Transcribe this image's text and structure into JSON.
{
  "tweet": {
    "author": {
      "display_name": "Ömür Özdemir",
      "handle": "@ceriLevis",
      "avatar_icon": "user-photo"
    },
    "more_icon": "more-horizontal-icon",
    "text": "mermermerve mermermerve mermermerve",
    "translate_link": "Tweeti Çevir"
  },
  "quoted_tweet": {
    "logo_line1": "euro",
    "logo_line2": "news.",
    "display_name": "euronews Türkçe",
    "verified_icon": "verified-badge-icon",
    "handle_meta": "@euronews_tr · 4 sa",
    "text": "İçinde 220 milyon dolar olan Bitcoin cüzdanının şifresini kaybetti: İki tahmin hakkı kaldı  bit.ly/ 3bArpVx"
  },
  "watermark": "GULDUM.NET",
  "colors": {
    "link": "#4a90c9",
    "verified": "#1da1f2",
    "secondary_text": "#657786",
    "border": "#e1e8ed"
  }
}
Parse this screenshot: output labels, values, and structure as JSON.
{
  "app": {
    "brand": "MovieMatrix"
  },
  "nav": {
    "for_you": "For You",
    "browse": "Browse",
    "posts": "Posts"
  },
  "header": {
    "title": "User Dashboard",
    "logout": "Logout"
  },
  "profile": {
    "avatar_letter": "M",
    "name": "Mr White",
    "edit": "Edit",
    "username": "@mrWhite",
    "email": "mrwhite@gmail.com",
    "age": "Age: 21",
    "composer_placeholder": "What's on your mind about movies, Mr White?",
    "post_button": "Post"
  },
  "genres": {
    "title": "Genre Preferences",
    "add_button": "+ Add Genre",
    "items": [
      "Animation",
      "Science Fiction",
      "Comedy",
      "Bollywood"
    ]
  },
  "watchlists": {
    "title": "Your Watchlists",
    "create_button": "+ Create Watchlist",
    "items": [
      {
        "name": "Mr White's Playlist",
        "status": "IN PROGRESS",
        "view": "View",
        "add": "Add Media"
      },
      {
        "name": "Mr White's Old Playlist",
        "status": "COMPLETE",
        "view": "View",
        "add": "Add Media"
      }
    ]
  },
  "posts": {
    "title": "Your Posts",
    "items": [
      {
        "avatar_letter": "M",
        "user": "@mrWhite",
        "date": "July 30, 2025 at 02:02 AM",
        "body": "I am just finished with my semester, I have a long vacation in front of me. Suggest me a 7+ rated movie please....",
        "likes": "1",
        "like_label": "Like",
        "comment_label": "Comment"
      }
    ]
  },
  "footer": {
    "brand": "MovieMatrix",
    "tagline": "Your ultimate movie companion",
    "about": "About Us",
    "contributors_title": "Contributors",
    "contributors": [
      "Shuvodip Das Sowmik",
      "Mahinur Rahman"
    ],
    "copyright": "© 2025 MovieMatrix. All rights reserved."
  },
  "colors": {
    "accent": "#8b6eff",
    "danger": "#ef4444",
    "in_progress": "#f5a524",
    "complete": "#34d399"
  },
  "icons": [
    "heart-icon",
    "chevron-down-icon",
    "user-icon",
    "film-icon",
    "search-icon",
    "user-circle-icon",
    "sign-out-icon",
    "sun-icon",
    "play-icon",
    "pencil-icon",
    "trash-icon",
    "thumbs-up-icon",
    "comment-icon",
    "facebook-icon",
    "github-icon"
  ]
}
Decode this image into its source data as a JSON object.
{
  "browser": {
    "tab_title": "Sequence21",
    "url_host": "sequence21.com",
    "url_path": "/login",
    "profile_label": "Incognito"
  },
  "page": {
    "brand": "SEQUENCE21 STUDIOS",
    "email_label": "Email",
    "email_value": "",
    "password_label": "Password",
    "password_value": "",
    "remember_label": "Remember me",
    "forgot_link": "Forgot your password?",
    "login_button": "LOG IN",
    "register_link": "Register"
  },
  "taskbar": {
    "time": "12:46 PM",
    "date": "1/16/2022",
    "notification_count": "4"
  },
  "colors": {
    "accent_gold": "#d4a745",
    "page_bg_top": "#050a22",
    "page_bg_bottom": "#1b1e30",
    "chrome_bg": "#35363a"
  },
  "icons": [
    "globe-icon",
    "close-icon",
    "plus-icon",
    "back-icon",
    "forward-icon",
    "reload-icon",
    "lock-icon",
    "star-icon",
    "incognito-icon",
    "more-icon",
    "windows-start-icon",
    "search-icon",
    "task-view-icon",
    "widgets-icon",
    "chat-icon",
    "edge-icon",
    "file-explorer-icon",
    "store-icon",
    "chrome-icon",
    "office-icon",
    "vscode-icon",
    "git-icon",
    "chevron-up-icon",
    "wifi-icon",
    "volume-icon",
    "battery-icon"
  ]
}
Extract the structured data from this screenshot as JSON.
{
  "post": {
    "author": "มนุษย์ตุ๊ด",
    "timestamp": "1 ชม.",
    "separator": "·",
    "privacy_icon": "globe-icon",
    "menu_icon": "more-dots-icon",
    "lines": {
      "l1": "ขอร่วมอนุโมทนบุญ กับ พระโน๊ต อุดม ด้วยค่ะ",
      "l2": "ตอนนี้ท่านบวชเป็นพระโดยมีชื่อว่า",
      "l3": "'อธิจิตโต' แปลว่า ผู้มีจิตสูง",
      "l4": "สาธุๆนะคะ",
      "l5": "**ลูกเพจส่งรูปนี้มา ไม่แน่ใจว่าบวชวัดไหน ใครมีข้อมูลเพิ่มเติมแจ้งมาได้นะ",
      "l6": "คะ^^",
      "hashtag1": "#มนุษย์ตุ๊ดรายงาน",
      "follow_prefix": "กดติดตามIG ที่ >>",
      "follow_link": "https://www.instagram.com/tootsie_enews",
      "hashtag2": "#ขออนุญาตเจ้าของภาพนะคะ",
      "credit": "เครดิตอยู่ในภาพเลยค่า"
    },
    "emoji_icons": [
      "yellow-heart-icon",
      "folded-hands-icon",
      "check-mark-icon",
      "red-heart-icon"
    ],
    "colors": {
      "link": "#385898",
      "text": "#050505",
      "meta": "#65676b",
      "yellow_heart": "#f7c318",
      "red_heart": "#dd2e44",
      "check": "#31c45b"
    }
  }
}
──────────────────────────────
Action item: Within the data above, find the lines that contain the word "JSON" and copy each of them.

Answer box:
Transcribe this image's text and structure into JSON.
Parse this screenshot: output labels, values, and structure as JSON.
Decode this image into its source data as a JSON object.
Extract the structured data from this screenshot as JSON.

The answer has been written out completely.